MATERIAL FOR THIS TASK START
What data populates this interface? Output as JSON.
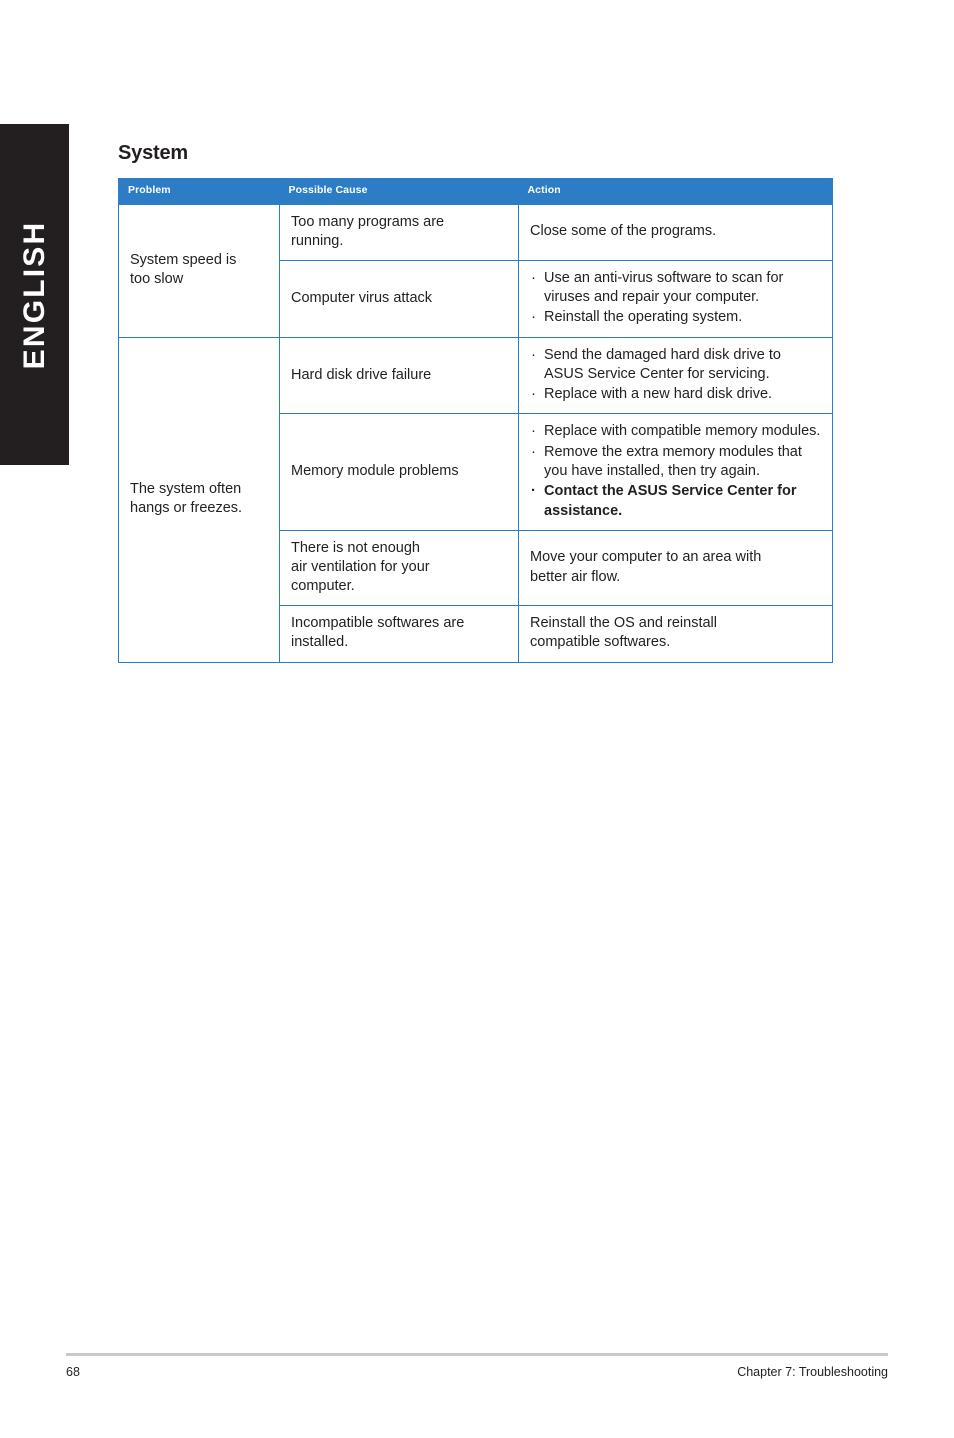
{
  "language_tab": {
    "label": "ENGLISH"
  },
  "section": {
    "title": "System"
  },
  "table": {
    "headers": {
      "problem": "Problem",
      "cause": "Possible Cause",
      "action": "Action"
    },
    "groups": [
      {
        "problem": "System speed is\ntoo slow",
        "problem_lines": [
          "System speed is",
          "too slow"
        ],
        "rows": [
          {
            "cause_lines": [
              "Too many programs are",
              "running."
            ],
            "action_type": "plain",
            "action_lines": [
              "Close some of the programs."
            ]
          },
          {
            "cause_lines": [
              "Computer virus attack"
            ],
            "action_type": "bullets",
            "action_bullets": [
              "Use an anti-virus software to scan for viruses and repair your computer.",
              "Reinstall the operating system."
            ]
          }
        ]
      },
      {
        "problem": "The system often\nhangs or freezes.",
        "problem_lines": [
          "The system often",
          "hangs or freezes."
        ],
        "rows": [
          {
            "cause_lines": [
              "Hard disk drive failure"
            ],
            "action_type": "bullets",
            "action_bullets": [
              "Send the damaged hard disk drive to ASUS Service Center for servicing.",
              "Replace with a new hard disk drive."
            ]
          },
          {
            "cause_lines": [
              "Memory module problems"
            ],
            "action_type": "bullets",
            "action_bullets": [
              "Replace with compatible memory modules.",
              "Remove the extra memory modules that you have installed, then try again.",
              "Contact the ASUS Service Center for assistance."
            ]
          },
          {
            "cause_lines": [
              "There is not enough",
              "air ventilation for your",
              "computer."
            ],
            "action_type": "plain",
            "action_lines": [
              "Move your computer to an area with",
              "better air flow."
            ]
          },
          {
            "cause_lines": [
              "Incompatible softwares are",
              "installed."
            ],
            "action_type": "plain",
            "action_lines": [
              "Reinstall the OS and reinstall",
              "compatible softwares."
            ]
          }
        ]
      }
    ]
  },
  "footer": {
    "page_number": "68",
    "chapter": "Chapter 7: Troubleshooting"
  },
  "colors": {
    "header_blue": "#2d7cc6",
    "border_blue": "#2d7cc6",
    "tab_black": "#231f20",
    "text": "#231f20",
    "footer_rule": "#c9c9c9"
  }
}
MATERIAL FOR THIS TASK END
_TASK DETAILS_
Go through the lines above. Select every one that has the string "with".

_RESPONSE TO THIS EXERCISE_
              "Replace with a new hard disk drive."
              "Replace with compatible memory modules.",
              "Move your computer to an area with",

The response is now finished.